Exchange between a reporter and UNC basketball coach Roy Williams about two end-of-game situations involving sophmore John Henson:
Coach, I’m curious, after the Washington game I’m curious what you said following some of the mental lapses in the final seconds. And also if you think it may help going forward in avoiding some similar situations?
“You know, I don’t really know what mental lapse you are talking about. John Henson dropped the ball.”
He could have let the ball go out of bounds in that situation and potential goaltending.
“If the ball is being thrown to you, if you look at the play, he starts to try to catch it and it is going through his process, his brain as well. And some don’t make decisions in one half of a second. That didn’t bother me. I said, why didn’t you just catch the ball? And somebody else said, why don’t you just let it go? There were three choices and hell, he chose the wrong one.” (emphasis mine)
“But he’s 18, 19—no, I think he just turned 20 recently. You have got to understand that part. But the mental lapse, he thought the ball would be completely short. If you look at it on tape, it could have easily, if a referee throughout of goaltending, they could say it had no chance to go in, which it didn’t.”
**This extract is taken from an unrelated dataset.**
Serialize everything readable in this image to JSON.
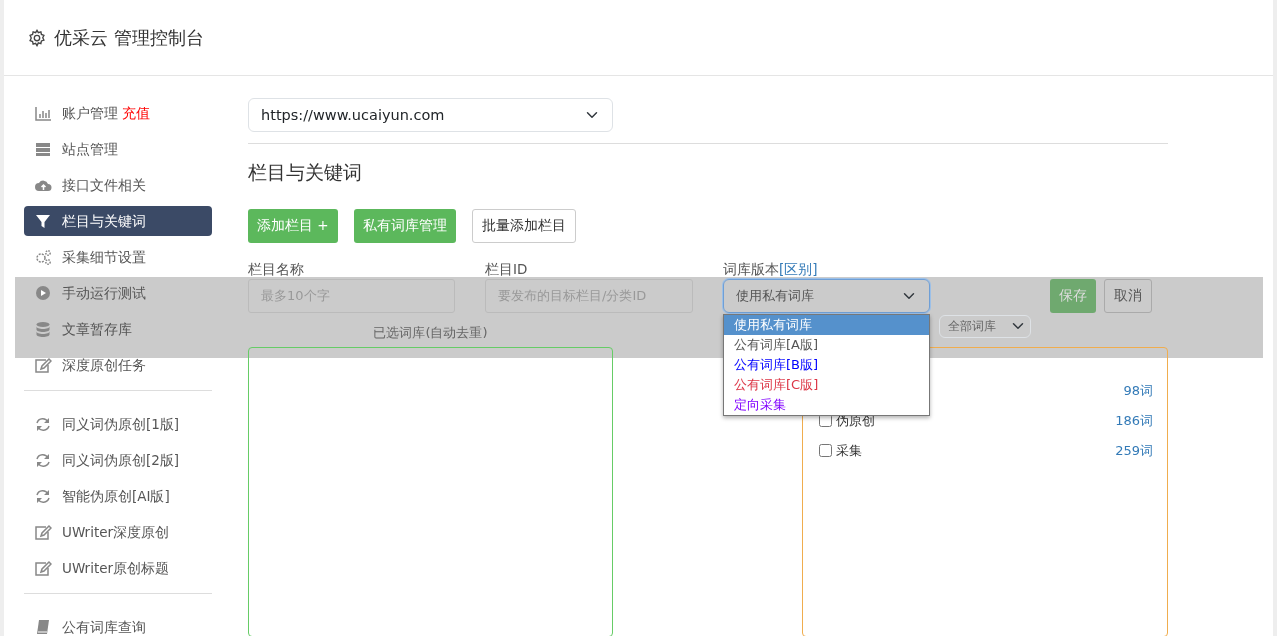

“But you also talk about mental lapses, he was also so sharp that he immediately, without the help of replay, said well, Coach, it was a two-pointer. I said, are you sure? He said, yeah, I saw where his feet were. So that is a guy that is thinking quite a bit. I said this before, you have a 20-year-old guy that acts like an 11-year-old and I love that part of him.”
On one level you have a coach defending his player. Then you have a coach teaching a lesson about choices: sometimes they’re made quickly and sometimes you choose the wrong one.
But it’s about what didn’t happen, not what could have.